Moreover, the Bill in its current form, as unveiled to the public on May 19, 2023, remains riddled with several notable gaps. For instance, it presents a multitude of exceptions rooted in ambiguous criteria like “national security” and terms with very broad interpretations such as “public interest” and “legitimate interest.” Given the lack of jurisprudence in the country defining these terms and the Commission’s perceived lack of autonomy from the federal government, a worrying prospect emerges; the potential exploitation of legal ambiguities and loopholes. To effectively advance its data protection strategy, Pakistan must prioritize transparency from the outset. Holding public discussions and debates about proposed data protection legislation is extremely vital—an essential step to assuage concerns and instill confidence in governmental initiatives. Moreover, encouraging community participation in data collection processes is essential to empower people to take responsibility for their own data and to gain real control over what information is collected, for what purpose, and how it is shared.

In today’s digital age, the misuse of personal data to influence people without their knowledge is not only alarming, it is downright dangerous, to begin with. When individuals are manipulated without even realizing it, their ability to meaningfully participate in democracy is compromised. A troubling factor that should concern us all. Not to mention, this issue goes to the very heart of what it means to have a free and informed society.

Additionally, as a point of reference, I think it is worth taking note of the significant examples presented by both the European Union’s General Data Protection Regulations (GDPR) 2018 and the California Consumer Privacy Act (CCPA) 2018 which stand as formidable guardians of individual data rights. These legislative powerhouses not only determine the level of protection afforded to data subjects but also establish barriers against harmful data breaches. By introducing strict safeguards and imposing penalties for malicious data mishandling, these laws offer comfort to users navigating the maze of modern technologies. Moreover, this discussion would remain incomplete without referring to how Malaysia has been a pioneer among low and middle-income countries in introducing a  comprehensive data protection framework. This is an example of a nation with a dedicated data protection legislation, the Malaysian Personal Data Protection Act (2010), which was introduced to restore consumer confidence in data usage in the face of excessive credit card fraud. The law aims to protect personal data by requiring data users to comply with certain obligations and by conferring certain rights on the data subject in relation to their personal data.

In light of the above analysis, this recent data breach in Pakistan should jolt relevant policymakers of the country into action, prompting a thorough re-evaluation and rigorous enforcement of relevant legislation.
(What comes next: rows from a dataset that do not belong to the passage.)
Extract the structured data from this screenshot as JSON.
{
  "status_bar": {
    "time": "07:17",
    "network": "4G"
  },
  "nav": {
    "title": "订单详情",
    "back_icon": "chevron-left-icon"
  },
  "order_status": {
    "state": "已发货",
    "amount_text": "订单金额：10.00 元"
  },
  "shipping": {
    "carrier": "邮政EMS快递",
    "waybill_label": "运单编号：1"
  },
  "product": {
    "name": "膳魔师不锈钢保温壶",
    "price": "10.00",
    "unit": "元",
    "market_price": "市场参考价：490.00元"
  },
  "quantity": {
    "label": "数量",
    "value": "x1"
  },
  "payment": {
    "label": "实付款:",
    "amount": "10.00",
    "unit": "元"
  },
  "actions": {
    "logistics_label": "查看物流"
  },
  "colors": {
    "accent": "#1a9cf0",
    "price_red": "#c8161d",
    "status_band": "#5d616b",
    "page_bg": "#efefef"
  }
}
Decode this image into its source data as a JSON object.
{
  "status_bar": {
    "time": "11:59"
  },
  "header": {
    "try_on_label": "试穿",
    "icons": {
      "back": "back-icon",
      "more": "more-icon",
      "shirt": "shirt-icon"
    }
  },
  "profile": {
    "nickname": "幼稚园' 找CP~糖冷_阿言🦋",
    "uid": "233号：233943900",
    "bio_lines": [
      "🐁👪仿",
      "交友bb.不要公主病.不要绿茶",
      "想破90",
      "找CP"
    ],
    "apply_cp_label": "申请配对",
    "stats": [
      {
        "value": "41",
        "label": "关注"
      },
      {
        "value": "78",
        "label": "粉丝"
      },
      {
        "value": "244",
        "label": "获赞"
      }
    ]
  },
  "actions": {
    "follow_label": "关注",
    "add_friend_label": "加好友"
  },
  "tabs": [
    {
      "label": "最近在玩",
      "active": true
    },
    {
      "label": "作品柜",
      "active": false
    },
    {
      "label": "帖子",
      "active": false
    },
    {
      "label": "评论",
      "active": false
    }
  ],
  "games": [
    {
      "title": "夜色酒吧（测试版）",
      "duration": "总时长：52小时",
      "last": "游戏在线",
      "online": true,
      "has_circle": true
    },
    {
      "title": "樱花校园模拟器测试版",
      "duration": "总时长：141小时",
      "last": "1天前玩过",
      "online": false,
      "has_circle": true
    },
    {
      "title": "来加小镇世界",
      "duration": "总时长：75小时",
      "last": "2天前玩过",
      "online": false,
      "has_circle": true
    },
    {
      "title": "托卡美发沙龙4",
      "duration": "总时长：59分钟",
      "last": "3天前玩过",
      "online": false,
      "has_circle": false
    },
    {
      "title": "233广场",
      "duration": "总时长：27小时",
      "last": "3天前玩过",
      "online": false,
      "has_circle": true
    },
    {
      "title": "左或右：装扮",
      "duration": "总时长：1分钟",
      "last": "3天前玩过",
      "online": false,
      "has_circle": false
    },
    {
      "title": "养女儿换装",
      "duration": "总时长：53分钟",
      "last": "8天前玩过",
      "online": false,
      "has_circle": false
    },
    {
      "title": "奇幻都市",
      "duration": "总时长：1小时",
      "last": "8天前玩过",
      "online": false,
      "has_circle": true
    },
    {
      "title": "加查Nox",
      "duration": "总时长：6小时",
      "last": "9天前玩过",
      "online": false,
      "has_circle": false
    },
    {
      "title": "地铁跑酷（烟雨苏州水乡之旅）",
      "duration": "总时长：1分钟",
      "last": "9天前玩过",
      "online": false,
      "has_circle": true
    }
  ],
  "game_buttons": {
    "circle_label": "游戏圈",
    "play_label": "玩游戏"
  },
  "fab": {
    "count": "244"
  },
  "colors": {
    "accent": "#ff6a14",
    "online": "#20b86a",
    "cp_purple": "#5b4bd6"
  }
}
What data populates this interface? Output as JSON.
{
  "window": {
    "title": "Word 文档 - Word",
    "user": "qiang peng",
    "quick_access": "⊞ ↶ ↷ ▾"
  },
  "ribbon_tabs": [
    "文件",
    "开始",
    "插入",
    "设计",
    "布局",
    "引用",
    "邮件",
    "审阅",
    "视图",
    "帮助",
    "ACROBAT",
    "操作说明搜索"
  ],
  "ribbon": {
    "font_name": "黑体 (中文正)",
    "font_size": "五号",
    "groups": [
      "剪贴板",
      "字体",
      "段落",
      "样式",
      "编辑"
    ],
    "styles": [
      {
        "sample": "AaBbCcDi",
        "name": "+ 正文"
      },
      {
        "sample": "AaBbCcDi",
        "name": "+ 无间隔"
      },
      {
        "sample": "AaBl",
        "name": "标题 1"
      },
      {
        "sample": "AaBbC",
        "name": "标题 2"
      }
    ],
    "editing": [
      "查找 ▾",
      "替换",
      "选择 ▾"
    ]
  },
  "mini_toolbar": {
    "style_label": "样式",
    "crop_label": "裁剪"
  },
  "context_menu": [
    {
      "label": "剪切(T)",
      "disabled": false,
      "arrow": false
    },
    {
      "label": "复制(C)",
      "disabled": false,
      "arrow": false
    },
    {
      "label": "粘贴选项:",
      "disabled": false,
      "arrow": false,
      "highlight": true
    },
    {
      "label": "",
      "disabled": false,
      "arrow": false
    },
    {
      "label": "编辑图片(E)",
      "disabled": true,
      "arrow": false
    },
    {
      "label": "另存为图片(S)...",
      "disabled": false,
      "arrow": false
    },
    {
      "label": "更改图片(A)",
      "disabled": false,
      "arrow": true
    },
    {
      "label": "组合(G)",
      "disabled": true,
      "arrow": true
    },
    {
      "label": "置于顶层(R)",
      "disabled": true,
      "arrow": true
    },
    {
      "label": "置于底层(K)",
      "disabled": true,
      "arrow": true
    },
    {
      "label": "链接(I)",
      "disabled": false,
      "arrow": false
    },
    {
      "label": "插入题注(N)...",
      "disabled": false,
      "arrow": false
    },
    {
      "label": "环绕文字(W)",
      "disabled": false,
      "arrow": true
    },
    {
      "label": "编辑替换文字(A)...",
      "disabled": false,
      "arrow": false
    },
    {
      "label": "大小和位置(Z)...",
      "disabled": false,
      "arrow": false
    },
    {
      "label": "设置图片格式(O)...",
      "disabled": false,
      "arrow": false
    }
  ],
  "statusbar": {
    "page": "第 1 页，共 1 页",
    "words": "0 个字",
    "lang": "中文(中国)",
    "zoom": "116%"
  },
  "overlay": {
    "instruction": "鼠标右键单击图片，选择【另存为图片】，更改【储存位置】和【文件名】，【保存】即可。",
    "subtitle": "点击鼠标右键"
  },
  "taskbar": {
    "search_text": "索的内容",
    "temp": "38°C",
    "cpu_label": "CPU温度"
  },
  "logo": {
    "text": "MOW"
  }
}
A digitalized world leaves no room for such massive security gaps. And though bills have been drafted previously, there has been a lack of real commitment to propel them forward. When we evaluate the state of identity theft globally, it becomes imperative that data protection laws are implemented forthwith, covering both public and private entities, as public bodies often hold the largest troves of personal data.

The government of Pakistan must focus on protecting the privacy of its citizens and ensuring the security of their data. Since, evading this responsibility would not only undermine individual freedoms but would also hinder the nation’s advancement in both economic and security realms.

Fizza Ali
Fizza Ali
Fizza Ali is an Advocate of the High Courts of Pakistan. She is also a Columnist and Member of International Bar Association, having graduated with an LLB (Hons) degree from the University of London and a Master of Laws (LL.M) degree with distinction in Corporate Governance from Queen Mary University of London. Twitter @fizzaalik